"Here the arrest warrant itself commanded that appellant be brought forthwith before the Criminal Court 'to answer the said charge, and to be dealt with according to law.' These were formal criminal proceedings, for the warrant had been signed by a judge based on an 'information upon oath' that appellant did commit the crimes of assault, robbery and possession of a dangerous weapon. This being true, Wade required counsel at the show-up". In Pennsylvania, magisterial approval of a complaint occurs either at the issuance of an arrest warrant, or, for warrantless arrests, at the preliminary arraignment. See, Pa. R. Crim. P. 130.*fn3 The reasoning of Robinson would clearly apply to both situations.

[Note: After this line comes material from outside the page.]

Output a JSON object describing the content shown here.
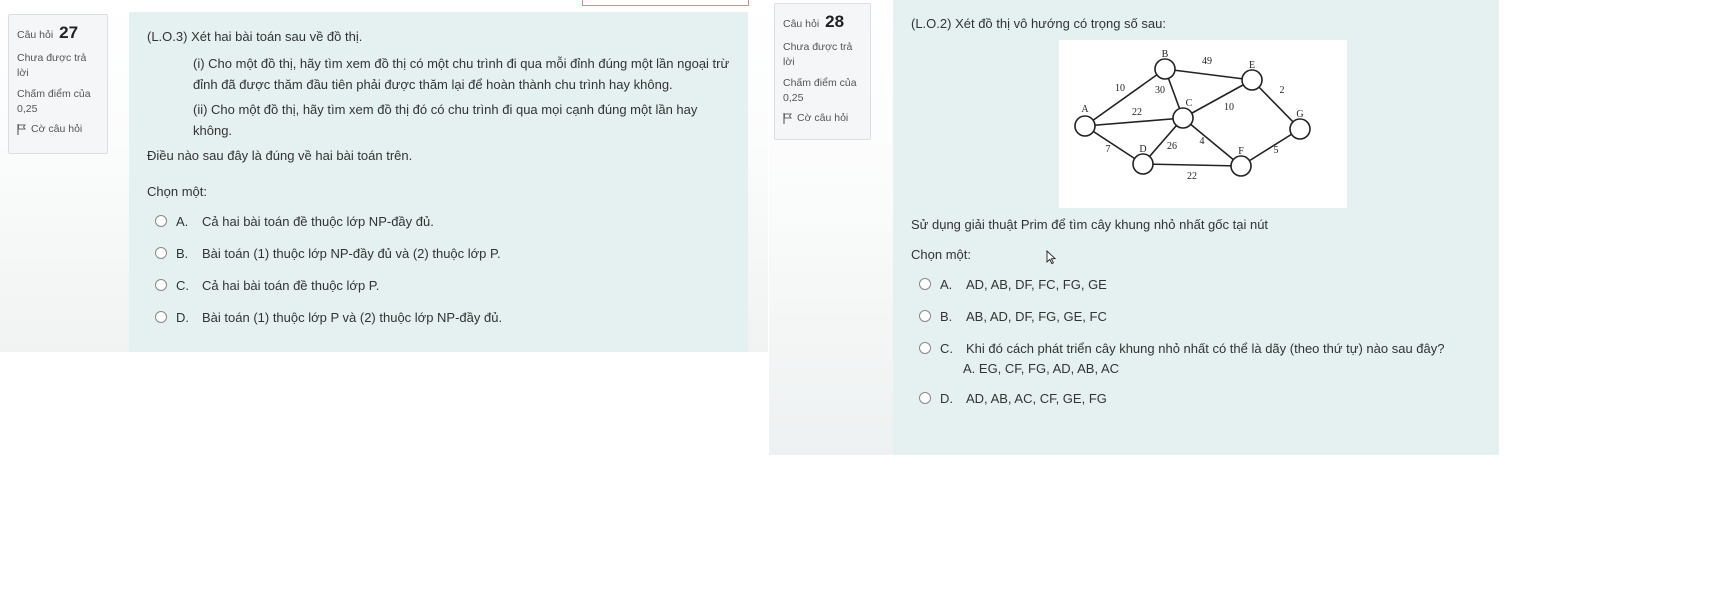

The case at bar, however, concerns a lineup conducted after a warrantless arrest and before the preliminary arraignment. Having determined that Wade protection must be provided subsequent to an arrest on a warrant, we must decide whether to distinguish arrests conducted without a warrant. We decline to do so for two reasons.
First, a warrantless arrest is justified only in the face of compelling exigent ...